───── Material to process

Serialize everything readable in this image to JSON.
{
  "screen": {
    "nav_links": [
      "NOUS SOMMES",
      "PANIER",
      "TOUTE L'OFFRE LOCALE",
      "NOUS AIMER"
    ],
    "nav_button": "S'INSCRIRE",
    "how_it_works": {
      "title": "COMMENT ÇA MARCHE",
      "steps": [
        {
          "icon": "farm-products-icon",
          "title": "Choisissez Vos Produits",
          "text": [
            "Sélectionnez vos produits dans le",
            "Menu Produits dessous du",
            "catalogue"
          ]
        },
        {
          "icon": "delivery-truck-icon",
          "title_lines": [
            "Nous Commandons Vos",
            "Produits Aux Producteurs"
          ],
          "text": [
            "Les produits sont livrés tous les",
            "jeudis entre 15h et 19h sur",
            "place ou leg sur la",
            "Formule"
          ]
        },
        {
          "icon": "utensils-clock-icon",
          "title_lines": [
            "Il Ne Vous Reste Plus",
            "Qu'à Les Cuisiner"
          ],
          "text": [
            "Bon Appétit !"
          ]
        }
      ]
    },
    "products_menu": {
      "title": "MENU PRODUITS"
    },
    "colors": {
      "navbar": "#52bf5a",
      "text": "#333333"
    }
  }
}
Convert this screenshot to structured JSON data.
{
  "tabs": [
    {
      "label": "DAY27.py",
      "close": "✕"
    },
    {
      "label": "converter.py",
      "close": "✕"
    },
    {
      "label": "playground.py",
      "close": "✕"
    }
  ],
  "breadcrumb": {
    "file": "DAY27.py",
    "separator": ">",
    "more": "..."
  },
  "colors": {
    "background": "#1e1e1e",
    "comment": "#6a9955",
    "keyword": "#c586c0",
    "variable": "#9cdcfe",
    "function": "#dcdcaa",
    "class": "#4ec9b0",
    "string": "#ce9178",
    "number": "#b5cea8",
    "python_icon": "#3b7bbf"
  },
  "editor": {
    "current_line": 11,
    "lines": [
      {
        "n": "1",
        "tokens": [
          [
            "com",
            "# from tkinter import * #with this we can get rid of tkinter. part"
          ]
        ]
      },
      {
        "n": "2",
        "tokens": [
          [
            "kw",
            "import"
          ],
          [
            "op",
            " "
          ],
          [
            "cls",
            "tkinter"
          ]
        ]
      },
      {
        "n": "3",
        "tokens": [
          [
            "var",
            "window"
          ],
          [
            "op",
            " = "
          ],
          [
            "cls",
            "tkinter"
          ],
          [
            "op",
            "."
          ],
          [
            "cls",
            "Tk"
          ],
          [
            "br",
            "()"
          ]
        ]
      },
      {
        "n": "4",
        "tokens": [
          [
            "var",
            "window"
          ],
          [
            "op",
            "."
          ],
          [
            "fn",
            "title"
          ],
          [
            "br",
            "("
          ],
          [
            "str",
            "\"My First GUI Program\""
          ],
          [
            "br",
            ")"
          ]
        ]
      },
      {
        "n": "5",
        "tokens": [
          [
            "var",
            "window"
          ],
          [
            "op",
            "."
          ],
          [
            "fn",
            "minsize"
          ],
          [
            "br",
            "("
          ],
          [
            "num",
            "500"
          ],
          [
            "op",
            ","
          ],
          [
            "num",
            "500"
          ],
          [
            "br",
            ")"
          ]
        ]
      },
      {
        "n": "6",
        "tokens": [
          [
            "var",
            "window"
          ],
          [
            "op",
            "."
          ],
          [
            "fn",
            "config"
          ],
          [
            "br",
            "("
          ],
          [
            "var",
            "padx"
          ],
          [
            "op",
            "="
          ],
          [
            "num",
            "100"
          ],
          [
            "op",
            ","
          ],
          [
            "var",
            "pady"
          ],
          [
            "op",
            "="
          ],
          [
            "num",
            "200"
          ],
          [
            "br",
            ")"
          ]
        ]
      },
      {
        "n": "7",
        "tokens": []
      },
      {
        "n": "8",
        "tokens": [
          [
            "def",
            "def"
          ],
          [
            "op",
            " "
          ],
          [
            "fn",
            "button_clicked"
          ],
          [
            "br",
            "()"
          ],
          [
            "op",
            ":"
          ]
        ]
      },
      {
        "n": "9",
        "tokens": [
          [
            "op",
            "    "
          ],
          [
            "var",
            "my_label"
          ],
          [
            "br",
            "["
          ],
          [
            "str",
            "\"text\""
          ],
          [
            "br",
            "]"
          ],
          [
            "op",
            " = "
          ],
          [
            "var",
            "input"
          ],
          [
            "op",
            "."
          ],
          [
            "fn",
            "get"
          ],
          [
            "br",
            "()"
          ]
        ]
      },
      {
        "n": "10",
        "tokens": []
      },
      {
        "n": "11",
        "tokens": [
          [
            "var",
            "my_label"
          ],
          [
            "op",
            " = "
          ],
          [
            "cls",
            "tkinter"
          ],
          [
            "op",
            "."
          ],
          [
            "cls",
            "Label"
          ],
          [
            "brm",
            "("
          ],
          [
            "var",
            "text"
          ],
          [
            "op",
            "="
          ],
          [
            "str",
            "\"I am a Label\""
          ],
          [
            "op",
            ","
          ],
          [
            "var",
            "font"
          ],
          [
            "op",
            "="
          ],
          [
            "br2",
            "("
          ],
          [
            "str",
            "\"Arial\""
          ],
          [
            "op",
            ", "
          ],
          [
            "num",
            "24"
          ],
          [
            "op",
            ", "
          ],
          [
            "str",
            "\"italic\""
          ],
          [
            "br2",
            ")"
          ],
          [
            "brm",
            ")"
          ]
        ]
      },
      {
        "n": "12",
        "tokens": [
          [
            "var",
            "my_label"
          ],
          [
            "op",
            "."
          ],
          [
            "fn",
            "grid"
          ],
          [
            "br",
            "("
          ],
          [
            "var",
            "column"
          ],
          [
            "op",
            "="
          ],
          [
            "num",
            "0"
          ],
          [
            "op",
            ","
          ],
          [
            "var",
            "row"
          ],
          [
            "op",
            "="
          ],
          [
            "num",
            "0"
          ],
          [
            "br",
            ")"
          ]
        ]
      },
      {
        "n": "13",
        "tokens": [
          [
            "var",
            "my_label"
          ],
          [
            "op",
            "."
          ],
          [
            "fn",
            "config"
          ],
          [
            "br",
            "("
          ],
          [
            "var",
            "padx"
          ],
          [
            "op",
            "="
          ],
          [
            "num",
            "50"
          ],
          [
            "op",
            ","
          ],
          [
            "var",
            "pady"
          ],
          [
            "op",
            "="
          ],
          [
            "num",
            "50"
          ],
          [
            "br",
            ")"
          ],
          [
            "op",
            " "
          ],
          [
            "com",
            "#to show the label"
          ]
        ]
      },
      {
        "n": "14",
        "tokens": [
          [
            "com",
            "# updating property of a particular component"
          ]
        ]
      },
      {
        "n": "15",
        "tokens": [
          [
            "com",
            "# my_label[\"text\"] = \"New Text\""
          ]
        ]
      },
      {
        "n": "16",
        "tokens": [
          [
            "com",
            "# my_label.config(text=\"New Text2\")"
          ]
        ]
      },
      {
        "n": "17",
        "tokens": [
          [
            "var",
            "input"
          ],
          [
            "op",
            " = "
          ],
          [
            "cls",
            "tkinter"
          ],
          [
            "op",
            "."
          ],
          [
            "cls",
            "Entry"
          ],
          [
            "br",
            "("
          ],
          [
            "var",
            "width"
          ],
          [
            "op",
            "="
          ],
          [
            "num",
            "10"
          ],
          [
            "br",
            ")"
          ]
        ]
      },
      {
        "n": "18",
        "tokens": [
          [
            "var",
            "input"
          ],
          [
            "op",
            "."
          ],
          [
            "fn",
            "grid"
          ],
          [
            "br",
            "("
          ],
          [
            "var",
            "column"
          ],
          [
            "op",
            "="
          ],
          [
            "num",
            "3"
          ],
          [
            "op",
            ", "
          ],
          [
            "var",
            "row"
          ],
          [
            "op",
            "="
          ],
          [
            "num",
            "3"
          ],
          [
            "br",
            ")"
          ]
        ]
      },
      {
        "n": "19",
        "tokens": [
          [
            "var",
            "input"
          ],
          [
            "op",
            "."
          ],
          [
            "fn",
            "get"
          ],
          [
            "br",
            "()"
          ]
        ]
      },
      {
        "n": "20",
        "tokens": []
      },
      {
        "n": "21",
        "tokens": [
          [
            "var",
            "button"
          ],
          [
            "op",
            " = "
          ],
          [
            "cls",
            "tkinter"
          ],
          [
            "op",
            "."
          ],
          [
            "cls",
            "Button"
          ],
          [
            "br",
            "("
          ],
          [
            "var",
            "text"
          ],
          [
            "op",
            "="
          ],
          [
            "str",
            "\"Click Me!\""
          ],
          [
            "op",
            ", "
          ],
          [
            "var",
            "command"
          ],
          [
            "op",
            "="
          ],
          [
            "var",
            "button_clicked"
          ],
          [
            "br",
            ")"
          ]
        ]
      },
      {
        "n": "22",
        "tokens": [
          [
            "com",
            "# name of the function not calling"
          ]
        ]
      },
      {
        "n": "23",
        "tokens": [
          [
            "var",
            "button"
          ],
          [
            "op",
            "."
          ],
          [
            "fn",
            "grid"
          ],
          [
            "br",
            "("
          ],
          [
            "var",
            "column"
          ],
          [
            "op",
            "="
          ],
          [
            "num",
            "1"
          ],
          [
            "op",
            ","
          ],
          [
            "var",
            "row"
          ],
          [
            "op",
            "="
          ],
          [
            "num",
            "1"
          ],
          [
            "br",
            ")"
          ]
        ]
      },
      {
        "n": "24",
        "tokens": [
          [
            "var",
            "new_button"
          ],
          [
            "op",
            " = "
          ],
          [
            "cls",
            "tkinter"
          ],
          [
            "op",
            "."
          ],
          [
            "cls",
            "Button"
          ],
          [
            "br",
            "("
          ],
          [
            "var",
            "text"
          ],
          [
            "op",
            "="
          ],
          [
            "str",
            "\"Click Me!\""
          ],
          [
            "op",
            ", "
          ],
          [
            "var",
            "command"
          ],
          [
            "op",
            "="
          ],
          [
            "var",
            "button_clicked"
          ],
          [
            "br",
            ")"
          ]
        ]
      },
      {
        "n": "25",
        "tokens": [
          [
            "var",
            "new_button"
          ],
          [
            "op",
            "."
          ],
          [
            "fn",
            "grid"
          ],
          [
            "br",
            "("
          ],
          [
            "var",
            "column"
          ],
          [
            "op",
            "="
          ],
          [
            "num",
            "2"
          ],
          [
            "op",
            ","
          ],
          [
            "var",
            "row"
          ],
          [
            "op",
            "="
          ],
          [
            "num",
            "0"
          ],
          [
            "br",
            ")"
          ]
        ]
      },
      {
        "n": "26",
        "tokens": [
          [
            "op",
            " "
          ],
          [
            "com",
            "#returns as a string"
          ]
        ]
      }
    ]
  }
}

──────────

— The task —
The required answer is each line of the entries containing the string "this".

— Answer box —
Serialize everything readable in this image to JSON.
Convert this screenshot to structured JSON data.
            "# from tkinter import * #with this we can get rid of tkinter. part"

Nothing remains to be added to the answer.